The procession was typically elaborate, a convoy of convertibles driving through a split sea of onlookers — some simply curious, the majority waving small Nazi flags.
It was April 26, 1941, and Adolf Hitler visited the annexed Maribor to deliver a demand to “make this land German again” as he cruelly expelled Slovenes to Serbia, Croatia or concentration camps.
The city that hosts Liverpool in the Champions League on Tuesday night — the second largest in Slovenia — experienced terrible suffering following both World Wars, the latter leaving 47% of it in ruin through bombing by the Allied forces, before an economic crisis hit following the secession from Yugoslavia in 1991.
But by 2012, Maribor, home to the oldest living grapevine in the world, was a European Capital of Culture — a status held by Liverpool four years earlier.
And one of the facets its population of over 95,000 is most proud of is their football club of the same name, which is the most successful in the country.
Maribor are the only Slovenian side to compete in the group stages of the Champions League and in their previous home match against an English club, they held Jose Mourinho’s Chelsea to a 1-1 draw in 2014-15.
Mohamed Salah, now at Liverpool, was an unused substitute at the Ljudski vrt stadium for that encounter.
In the reverse fixture, which saw the Blues smash in six unanswered goals, Dominic Solanke — now a Red too — made his professional debut as a 73rd-minute substitute for Oscar and became the youngest player to do so in the tournament for the Premier League champions.
Located on the left bank of the river Drava, it hosted the Under-17 European Championship in 2012 and Thomas Lemar, who featured in the tournament for France, was a transfer target for Liverpool this summer.
Maribor’s manager, Darko Milanic, is a former defender who captained Slovenia at Euro 2000 and retired at 32 due to injury. That was the same number of days he spent at the Leeds United helm in 2014 after failing to win in six games.
This is the 49-year-old’s second spell in charge of Maribor, with whom he has won 11 trophies.
Maribor are on a 14-game unbeaten run in league play but have won just one of their eight previous matches against English clubs, beating Wigan Athletic 2-1 in the 2013-14 UEFA Europa League group stage.

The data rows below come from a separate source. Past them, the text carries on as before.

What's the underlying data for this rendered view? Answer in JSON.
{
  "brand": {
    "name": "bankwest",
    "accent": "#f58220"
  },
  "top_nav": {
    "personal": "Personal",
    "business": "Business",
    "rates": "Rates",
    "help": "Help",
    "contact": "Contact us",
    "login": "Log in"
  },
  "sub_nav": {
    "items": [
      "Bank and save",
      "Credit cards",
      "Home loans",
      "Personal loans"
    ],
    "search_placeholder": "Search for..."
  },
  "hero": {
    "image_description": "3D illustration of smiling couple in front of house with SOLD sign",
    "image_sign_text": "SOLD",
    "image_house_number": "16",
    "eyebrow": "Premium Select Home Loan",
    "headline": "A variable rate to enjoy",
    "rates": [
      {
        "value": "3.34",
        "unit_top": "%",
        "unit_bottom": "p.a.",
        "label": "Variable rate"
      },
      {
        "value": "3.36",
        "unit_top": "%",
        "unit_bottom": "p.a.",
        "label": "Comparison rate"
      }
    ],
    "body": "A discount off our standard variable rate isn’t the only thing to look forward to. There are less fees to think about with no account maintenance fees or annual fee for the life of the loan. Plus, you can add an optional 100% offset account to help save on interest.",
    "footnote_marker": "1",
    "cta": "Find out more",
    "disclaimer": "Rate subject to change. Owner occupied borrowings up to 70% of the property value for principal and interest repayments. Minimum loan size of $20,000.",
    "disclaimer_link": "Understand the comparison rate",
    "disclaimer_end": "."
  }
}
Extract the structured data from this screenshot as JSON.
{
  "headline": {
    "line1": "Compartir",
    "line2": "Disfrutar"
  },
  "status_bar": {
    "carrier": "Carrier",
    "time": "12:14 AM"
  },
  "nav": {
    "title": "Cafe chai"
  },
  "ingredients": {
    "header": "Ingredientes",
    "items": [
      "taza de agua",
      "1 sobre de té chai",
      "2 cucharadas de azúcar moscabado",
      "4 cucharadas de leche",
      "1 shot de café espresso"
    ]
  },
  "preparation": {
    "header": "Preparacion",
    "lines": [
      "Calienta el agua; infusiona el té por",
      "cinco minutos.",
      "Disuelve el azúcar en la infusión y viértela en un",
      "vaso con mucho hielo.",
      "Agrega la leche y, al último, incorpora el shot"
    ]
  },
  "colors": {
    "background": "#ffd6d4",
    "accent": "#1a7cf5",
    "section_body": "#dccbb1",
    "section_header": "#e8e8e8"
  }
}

When the draw for this year’s edition was made, Jurgen Klopp said of these opponents: “In this moment, you don’t know a lot about them. A lot of people would underestimate them — we will not.”
And he echoed those sentiments on Monday as Liverpool flew into the city. “It doesn’t happen too often anymore that everything is completely new and that was the case in this preparation, but it’s easy for us to prepare and analyse them,” he told the club’s official website.
“We know about them and it’s not a big difference to other preparations.
“They fought really hard for this Champions League campaign — it’s their ninth Champions League game or something like this for them already. They are very experienced and a really good footballing side — a classical top team of their league. They’re usually champions or second fighting with Ljubljana.
“They are really experienced and confident — they’ve had one good result, one not so good result against Sevilla, but even in that game they had their moments and against Moscow they could have won.
“They’re a good side and so don’t think about the name, don’t think about the league, don’t think about anything else — just respect the opponent.
“They are really able to hurt each team, but we cannot ignore that we are the favourites. We cannot say it’s not like this, but it’s at their home ground.
Liverpool’s only previous fixture against Slovene opposition came in the 2003-04 UEFA Cup first round, when they drew 1-1 with Maribor’s rivals Ljubljana before registering a 3-0 victory at Anfield.